On Meet the Press, two more of the fired U.S. Attorneys were interviewed, and Tim Russert inquired what they would ask if they were able to question members of the Justice Department when they appear before the Senate. John McKay, aware that Senate hearings are less an opportunity to ask questions than make grandiloquent statements, responded:
Well, I think it's important that the attorney general of the United States understand that his job is not simply to serve as a--as a member of the Cabinet of the president or as a close adviser to the president, but rather to lead a, a very important independent function in the government, and that is the immense power wielded by the prosecutorial capacity of the federal government. I think that the culture of the Justice Department, the tradition of leadership at the Justice Department in almost every case has been that that individual understands their role is distinct from that of the White House.

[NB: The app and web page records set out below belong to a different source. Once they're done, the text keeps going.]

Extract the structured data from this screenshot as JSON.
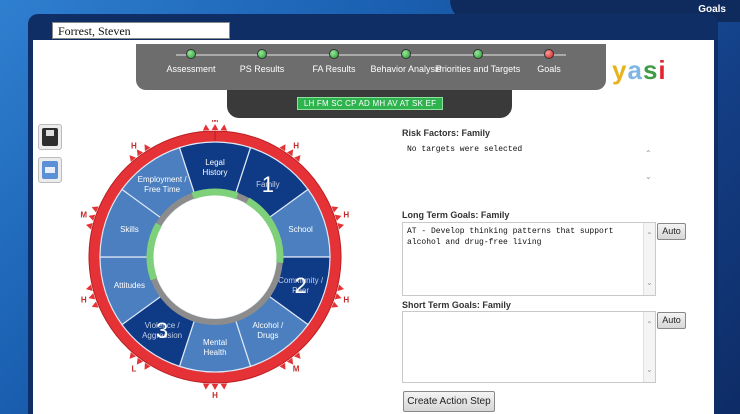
{
  "window": {
    "title": "Goals"
  },
  "client": {
    "name": "Forrest, Steven"
  },
  "steps": [
    {
      "label": "Assessment",
      "status": "green"
    },
    {
      "label": "PS Results",
      "status": "green"
    },
    {
      "label": "FA Results",
      "status": "green"
    },
    {
      "label": "Behavior Analysis",
      "status": "green"
    },
    {
      "label": "Priorities and Targets",
      "status": "green"
    },
    {
      "label": "Goals",
      "status": "red"
    }
  ],
  "domain_codes": "LH FM SC CP AD MH AV AT SK EF",
  "logo": {
    "text": "yasi",
    "colors": [
      "#e8b21c",
      "#7fb6e6",
      "#3f9b46",
      "#e0252b"
    ]
  },
  "wheel": {
    "segments": [
      {
        "label_lines": [
          "Legal",
          "History"
        ],
        "number": "",
        "selected": true
      },
      {
        "label_lines": [
          "Family"
        ],
        "number": "1",
        "selected": true
      },
      {
        "label_lines": [
          "School"
        ],
        "number": "",
        "selected": false
      },
      {
        "label_lines": [
          "Community /",
          "Peer"
        ],
        "number": "2",
        "selected": true
      },
      {
        "label_lines": [
          "Alcohol /",
          "Drugs"
        ],
        "number": "",
        "selected": false
      },
      {
        "label_lines": [
          "Mental",
          "Health"
        ],
        "number": "",
        "selected": false
      },
      {
        "label_lines": [
          "Violence /",
          "Aggression"
        ],
        "number": "3",
        "selected": true
      },
      {
        "label_lines": [
          "Attitudes"
        ],
        "number": "",
        "selected": false
      },
      {
        "label_lines": [
          "Skills"
        ],
        "number": "",
        "selected": false
      },
      {
        "label_lines": [
          "Employment /",
          "Free Time"
        ],
        "number": "",
        "selected": false
      }
    ],
    "outer_levels": [
      "M",
      "H",
      "H",
      "H",
      "M",
      "H",
      "L",
      "H",
      "M",
      "H"
    ],
    "inner_levels": [
      "L",
      "L",
      "M",
      "N",
      "N",
      "L",
      "N",
      "L",
      "N",
      "L"
    ],
    "colors": {
      "selected": "#0e3a86",
      "normal": "#4b7fbf",
      "ring_red": "#e53236",
      "inner_green": "#7ed07a",
      "inner_gray": "#8c8c8c"
    }
  },
  "risk_factors": {
    "label": "Risk Factors: Family",
    "text": "No targets were selected"
  },
  "long_term_goals": {
    "label": "Long Term Goals: Family",
    "text": "AT - Develop thinking patterns that support alcohol and drug-free living",
    "button": "Auto"
  },
  "short_term_goals": {
    "label": "Short Term Goals: Family",
    "text": "",
    "button": "Auto"
  },
  "create_action_step": "Create Action Step"
}
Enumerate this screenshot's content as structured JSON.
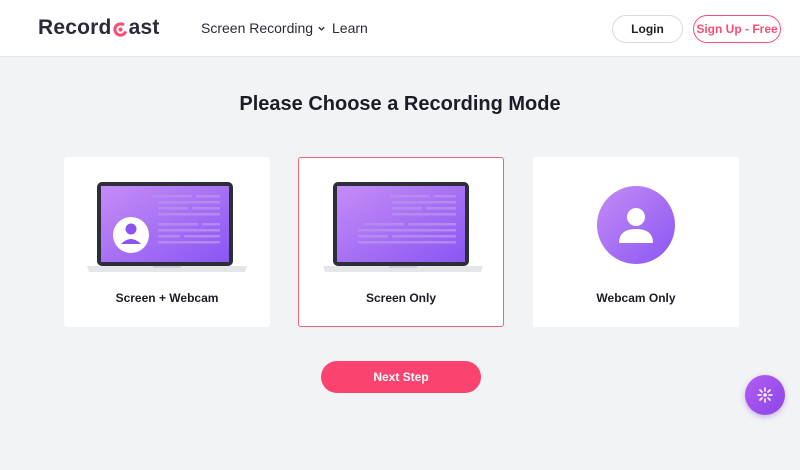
{
  "header": {
    "logo_prefix": "Record",
    "logo_suffix": "ast",
    "nav_screen_recording": "Screen Recording",
    "nav_learn": "Learn",
    "login_label": "Login",
    "signup_label": "Sign Up - Free"
  },
  "main": {
    "title": "Please Choose a Recording Mode",
    "options": [
      {
        "label": "Screen + Webcam",
        "selected": false
      },
      {
        "label": "Screen Only",
        "selected": true
      },
      {
        "label": "Webcam Only",
        "selected": false
      }
    ],
    "next_label": "Next Step"
  },
  "icons": {
    "logo_mark": "record-c-icon",
    "nav_chevron": "chevron-down-icon",
    "screen_webcam": "laptop-with-avatar-icon",
    "screen_only": "laptop-icon",
    "webcam_only": "user-avatar-icon",
    "fab": "sparkle-icon"
  },
  "colors": {
    "accent": "#fa4d74",
    "purple_start": "#c58cf6",
    "purple_end": "#8a56f3",
    "background": "#f2f3f5"
  }
}
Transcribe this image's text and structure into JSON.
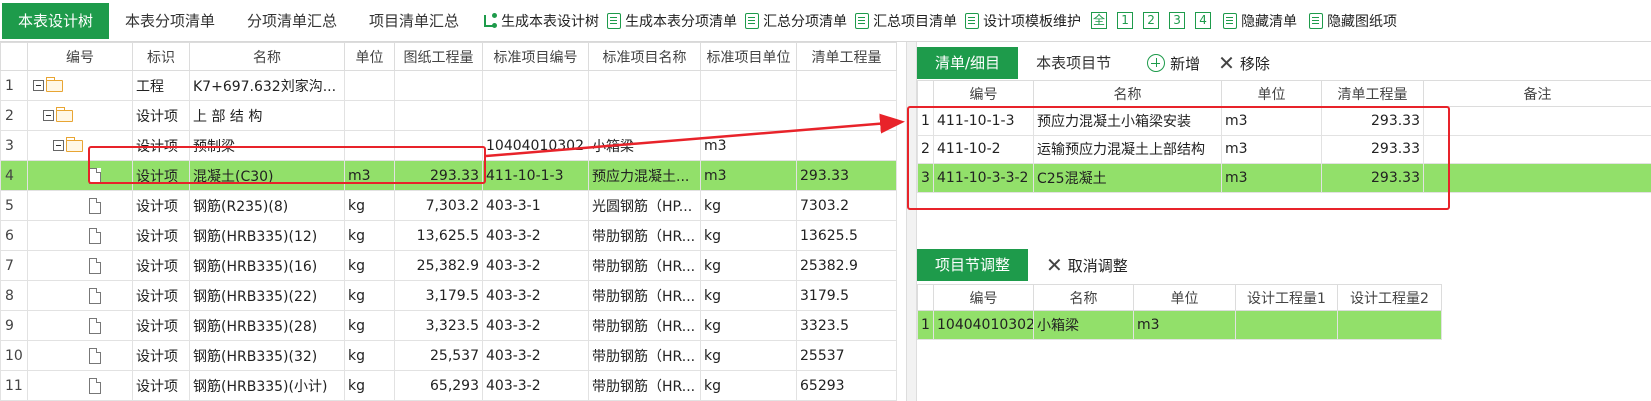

David Iglesias actually formulated a question:
I'd want to know if he agrees with the findings of the Congressional Research Service that found that, in the past 25 years, out of 468 U.S. attorneys confirmed by the Senate only ten left involuntarily. Whether or not he regards what happened to us in December to be a break from the past, and, if so, was it justified? Of those ten, virtually every one of those was due to misconduct. So, in my view, this represents a tremendous departure from historical practice. How does he justify that?
On This Week, the roundtable discussed the political implications of John Edwards's decision to continue his campaign after his wife had been diagnosed with a serious recurrence of breast cancer. "There is no question that presidents, it's part of the risk of life, that you can elect a president that then has distracting private sorrows," George Will said, noting that "Lincoln lost a child in the White House, as did Calvin Coolidge, but that's no reason for saying that if you have a private distraction, a private grief, a private sorrow, you can't serve in public office." Sam Donaldson was not so sure this was the right move for the North Carolinian's presidential aspirations. "From a political standpoint, I don't think it's going to cut in their favor."
Sonny Bunch is assistant editor at THE WEEKLY STANDARD.